- [Exercise requirements]: Look through the entries that follow and return each line that has the string "bytes".

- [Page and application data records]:
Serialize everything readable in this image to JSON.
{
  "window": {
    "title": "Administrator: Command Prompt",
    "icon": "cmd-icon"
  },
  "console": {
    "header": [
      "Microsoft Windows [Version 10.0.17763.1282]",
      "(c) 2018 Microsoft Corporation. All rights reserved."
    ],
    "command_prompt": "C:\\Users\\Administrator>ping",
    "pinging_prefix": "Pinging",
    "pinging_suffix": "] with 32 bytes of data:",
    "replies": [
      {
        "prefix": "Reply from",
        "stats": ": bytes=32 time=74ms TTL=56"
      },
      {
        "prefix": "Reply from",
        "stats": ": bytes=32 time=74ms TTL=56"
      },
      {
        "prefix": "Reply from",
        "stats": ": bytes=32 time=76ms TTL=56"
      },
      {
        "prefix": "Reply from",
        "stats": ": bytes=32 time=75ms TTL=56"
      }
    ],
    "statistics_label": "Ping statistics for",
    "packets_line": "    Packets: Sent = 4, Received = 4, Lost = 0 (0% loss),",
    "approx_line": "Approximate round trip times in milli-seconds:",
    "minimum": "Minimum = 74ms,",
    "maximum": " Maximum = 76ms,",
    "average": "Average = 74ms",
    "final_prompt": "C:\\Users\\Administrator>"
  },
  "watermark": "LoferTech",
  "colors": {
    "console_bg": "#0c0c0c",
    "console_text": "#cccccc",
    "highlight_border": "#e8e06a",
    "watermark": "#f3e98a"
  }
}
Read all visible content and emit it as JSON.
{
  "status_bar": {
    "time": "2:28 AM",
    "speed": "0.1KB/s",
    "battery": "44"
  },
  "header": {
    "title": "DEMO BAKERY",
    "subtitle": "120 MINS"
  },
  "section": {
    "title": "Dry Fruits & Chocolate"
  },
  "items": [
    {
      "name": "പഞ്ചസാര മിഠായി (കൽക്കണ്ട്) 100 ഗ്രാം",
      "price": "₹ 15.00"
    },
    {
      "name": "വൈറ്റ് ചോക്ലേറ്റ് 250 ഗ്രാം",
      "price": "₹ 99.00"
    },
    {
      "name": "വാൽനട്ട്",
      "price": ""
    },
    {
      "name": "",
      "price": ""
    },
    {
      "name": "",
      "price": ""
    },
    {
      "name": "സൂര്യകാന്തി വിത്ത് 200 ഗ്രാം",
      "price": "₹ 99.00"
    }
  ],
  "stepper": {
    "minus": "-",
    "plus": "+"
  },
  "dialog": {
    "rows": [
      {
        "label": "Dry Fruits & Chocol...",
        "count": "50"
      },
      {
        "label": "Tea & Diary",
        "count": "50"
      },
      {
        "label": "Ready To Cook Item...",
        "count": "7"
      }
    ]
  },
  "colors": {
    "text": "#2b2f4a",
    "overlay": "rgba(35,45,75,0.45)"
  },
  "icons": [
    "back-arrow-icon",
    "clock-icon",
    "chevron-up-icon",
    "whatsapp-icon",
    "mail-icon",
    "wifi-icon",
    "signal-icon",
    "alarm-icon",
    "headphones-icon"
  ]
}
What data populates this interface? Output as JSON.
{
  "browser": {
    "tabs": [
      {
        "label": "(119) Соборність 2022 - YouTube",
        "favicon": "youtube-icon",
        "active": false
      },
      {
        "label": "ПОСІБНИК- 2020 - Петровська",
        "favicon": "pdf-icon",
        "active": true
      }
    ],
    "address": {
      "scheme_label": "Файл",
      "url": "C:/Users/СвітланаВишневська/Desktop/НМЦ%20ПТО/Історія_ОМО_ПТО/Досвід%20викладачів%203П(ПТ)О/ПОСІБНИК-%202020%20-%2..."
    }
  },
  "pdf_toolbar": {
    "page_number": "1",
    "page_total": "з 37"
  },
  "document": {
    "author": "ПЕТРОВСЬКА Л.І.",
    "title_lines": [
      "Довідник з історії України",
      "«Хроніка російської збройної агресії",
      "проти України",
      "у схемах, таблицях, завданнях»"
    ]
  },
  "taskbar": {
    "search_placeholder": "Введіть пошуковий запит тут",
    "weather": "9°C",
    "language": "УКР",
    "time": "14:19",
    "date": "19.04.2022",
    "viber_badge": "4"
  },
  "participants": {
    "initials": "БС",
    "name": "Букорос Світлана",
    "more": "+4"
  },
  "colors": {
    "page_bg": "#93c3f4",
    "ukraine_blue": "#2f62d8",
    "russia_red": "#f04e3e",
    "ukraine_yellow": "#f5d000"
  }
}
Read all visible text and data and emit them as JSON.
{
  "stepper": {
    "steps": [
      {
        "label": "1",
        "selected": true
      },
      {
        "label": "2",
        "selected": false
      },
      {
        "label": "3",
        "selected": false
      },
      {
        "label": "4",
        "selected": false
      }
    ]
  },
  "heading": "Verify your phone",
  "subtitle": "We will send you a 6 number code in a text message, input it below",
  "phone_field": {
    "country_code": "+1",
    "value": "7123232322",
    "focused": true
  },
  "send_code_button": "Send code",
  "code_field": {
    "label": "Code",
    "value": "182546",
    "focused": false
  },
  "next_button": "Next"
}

- [Response to this task]:
    "pinging_suffix": "] with 32 bytes of data:",
        "stats": ": bytes=32 time=74ms TTL=56"
        "stats": ": bytes=32 time=74ms TTL=56"
        "stats": ": bytes=32 time=76ms TTL=56"
        "stats": ": bytes=32 time=75ms TTL=56"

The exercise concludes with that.